Capturing student presentations
Whiteboards equipped with cameras and sound recording can be used to capture student presentations for later review or critique.
Numerous free photo-editing apps are available and ideal for use with interactive whiteboards. Students can resize, enhance or crop photos to incorporate into a class presentation. Many of these packages also allow you to create videos and add voice narration.
Specialty tools designed for interactive whiteboards can make learning truly interactive and maximize the benefits of digital display technology. For example:
Starfall.com is for early readers to explore and play with letters and words. The site offers multimedia books with narration.
National Library of Virtual Manipulatives offers a catalog of virtual manipulative lessons and interactive tools to explore algebra, geometry and more.
Interactive Whiteboard Resources from Topmarks includes an index of other online resources that work well with interactive whiteboards.

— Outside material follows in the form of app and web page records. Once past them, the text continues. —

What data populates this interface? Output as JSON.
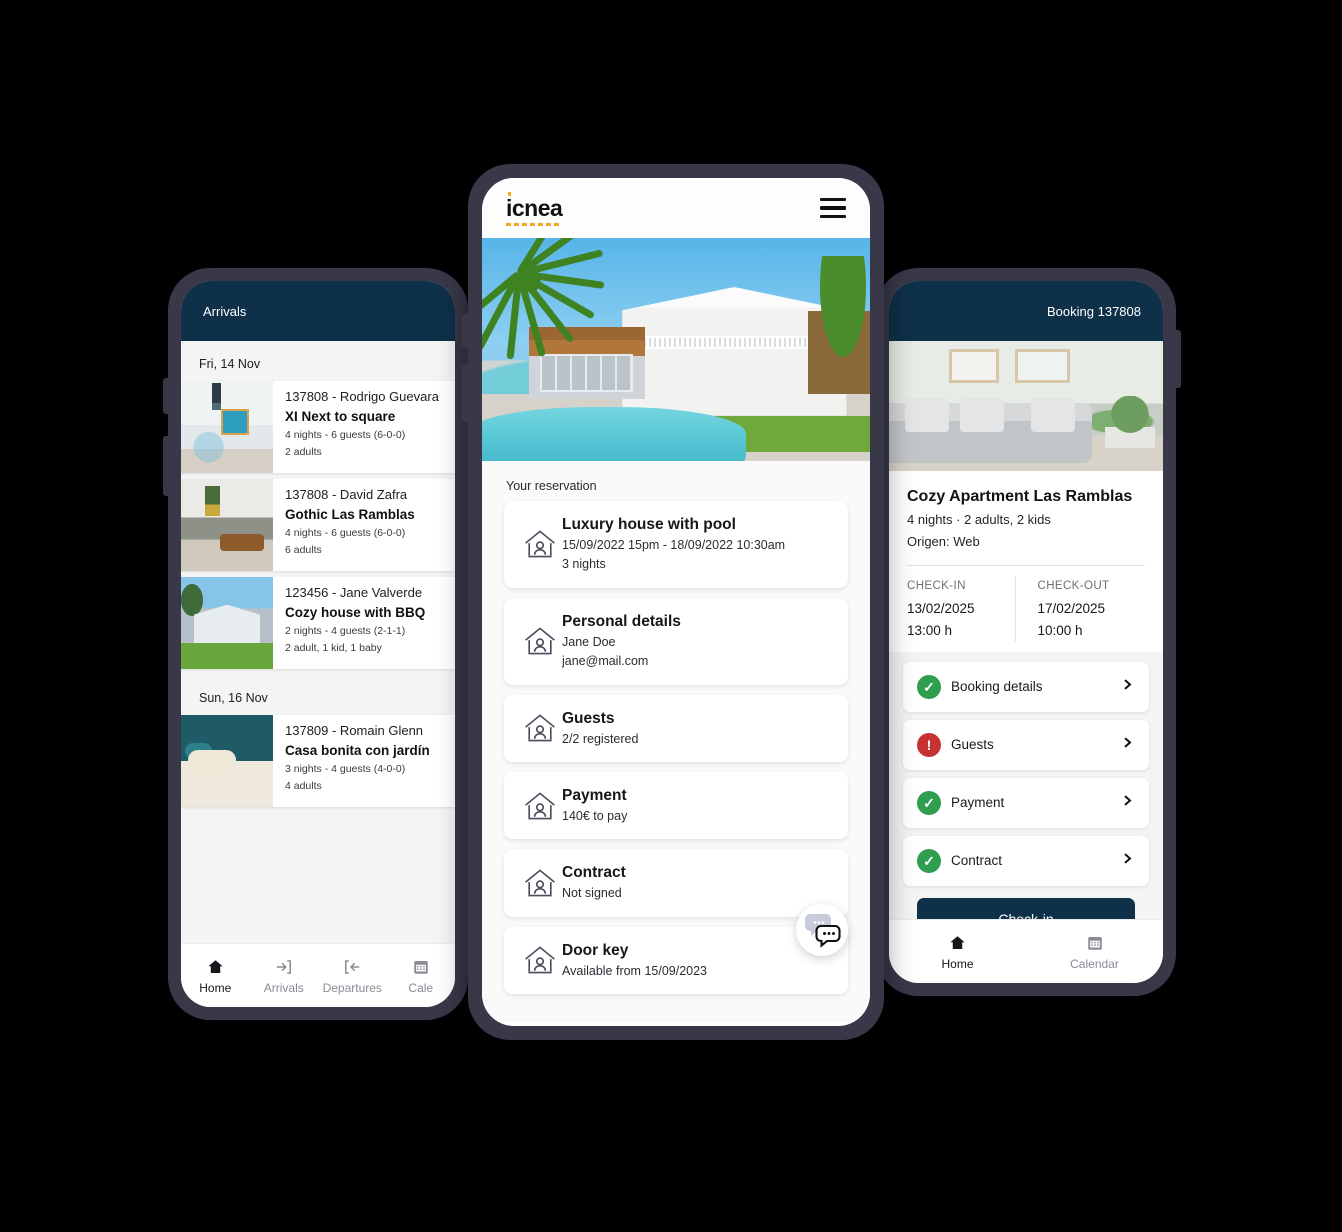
{
  "left_phone": {
    "appbar_title": "Arrivals",
    "groups": [
      {
        "date_label": "Fri, 14 Nov",
        "items": [
          {
            "code": "137808 - Rodrigo Guevara",
            "title": "XI Next to square",
            "meta1": "4 nights - 6 guests (6-0-0)",
            "meta2": "2 adults",
            "thumb": "bedroom-white-photo"
          },
          {
            "code": "137808 - David Zafra",
            "title": "Gothic Las Ramblas",
            "meta1": "4 nights - 6 guests (6-0-0)",
            "meta2": "6 adults",
            "thumb": "livingroom-photo"
          },
          {
            "code": "123456 - Jane Valverde",
            "title": "Cozy house with BBQ",
            "meta1": "2 nights - 4 guests (2-1-1)",
            "meta2": "2 adult, 1 kid, 1 baby",
            "thumb": "house-exterior-photo"
          }
        ]
      },
      {
        "date_label": "Sun, 16 Nov",
        "items": [
          {
            "code": "137809 - Romain Glenn",
            "title": "Casa bonita con jardín",
            "meta1": "3 nights - 4 guests (4-0-0)",
            "meta2": "4 adults",
            "thumb": "bedroom-teal-photo"
          }
        ]
      }
    ],
    "bottom_nav": [
      {
        "label": "Home",
        "icon": "home-icon",
        "active": true
      },
      {
        "label": "Arrivals",
        "icon": "arrivals-arrow-in-icon",
        "active": false
      },
      {
        "label": "Departures",
        "icon": "departures-arrow-out-icon",
        "active": false
      },
      {
        "label": "Cale",
        "icon": "calendar-icon",
        "active": false
      }
    ]
  },
  "center_phone": {
    "logo": "icnea",
    "menu_icon": "hamburger-menu-icon",
    "hero_image": "luxury-house-with-pool-photo",
    "section_label": "Your reservation",
    "cards": [
      {
        "icon": "house-person-icon",
        "title": "Luxury house with pool",
        "line1": "15/09/2022 15pm - 18/09/2022 10:30am",
        "line2": "3 nights"
      },
      {
        "icon": "house-person-icon",
        "title": "Personal details",
        "line1": "Jane Doe",
        "line2": "jane@mail.com"
      },
      {
        "icon": "house-person-icon",
        "title": "Guests",
        "line1": "2/2 registered",
        "line2": ""
      },
      {
        "icon": "house-person-icon",
        "title": "Payment",
        "line1": "140€ to pay",
        "line2": ""
      },
      {
        "icon": "house-person-icon",
        "title": "Contract",
        "line1": "Not signed",
        "line2": ""
      },
      {
        "icon": "house-person-icon",
        "title": "Door key",
        "line1": "Available from 15/09/2023",
        "line2": ""
      }
    ],
    "fab": {
      "icon": "chat-bubbles-icon"
    }
  },
  "right_phone": {
    "appbar_title": "Booking 137808",
    "hero_image": "cozy-apartment-livingroom-photo",
    "property_title": "Cozy Apartment Las Ramblas",
    "property_sub": "4 nights · 2 adults, 2 kids",
    "property_origin": "Origen: Web",
    "checkin": {
      "label": "CHECK-IN",
      "date": "13/02/2025",
      "time": "13:00 h"
    },
    "checkout": {
      "label": "CHECK-OUT",
      "date": "17/02/2025",
      "time": "10:00 h"
    },
    "rows": [
      {
        "label": "Booking details",
        "status": "ok",
        "status_glyph": "✓",
        "chevron": "chevron-right-icon"
      },
      {
        "label": "Guests",
        "status": "warn",
        "status_glyph": "!",
        "chevron": "chevron-right-icon"
      },
      {
        "label": "Payment",
        "status": "ok",
        "status_glyph": "✓",
        "chevron": "chevron-right-icon"
      },
      {
        "label": "Contract",
        "status": "ok",
        "status_glyph": "✓",
        "chevron": "chevron-right-icon"
      }
    ],
    "primary_button": "Check-in",
    "bottom_nav": [
      {
        "label": "Home",
        "icon": "home-icon",
        "active": true
      },
      {
        "label": "Calendar",
        "icon": "calendar-icon",
        "active": false
      }
    ]
  },
  "colors": {
    "appbar_navy": "#0e3048",
    "phone_frame": "#383848",
    "brand_orange": "#f0a91e",
    "status_ok_green": "#2f9e4f",
    "status_warn_red": "#c63232",
    "page_background": "#000000"
  }
}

These are just some of the ways that an interactive whiteboard can make classroom instruction more engaging, more effective and more exciting. Creative teachers are finding new ways to apply whiteboard technology in the classroom every day. The possibilities seem almost limitless.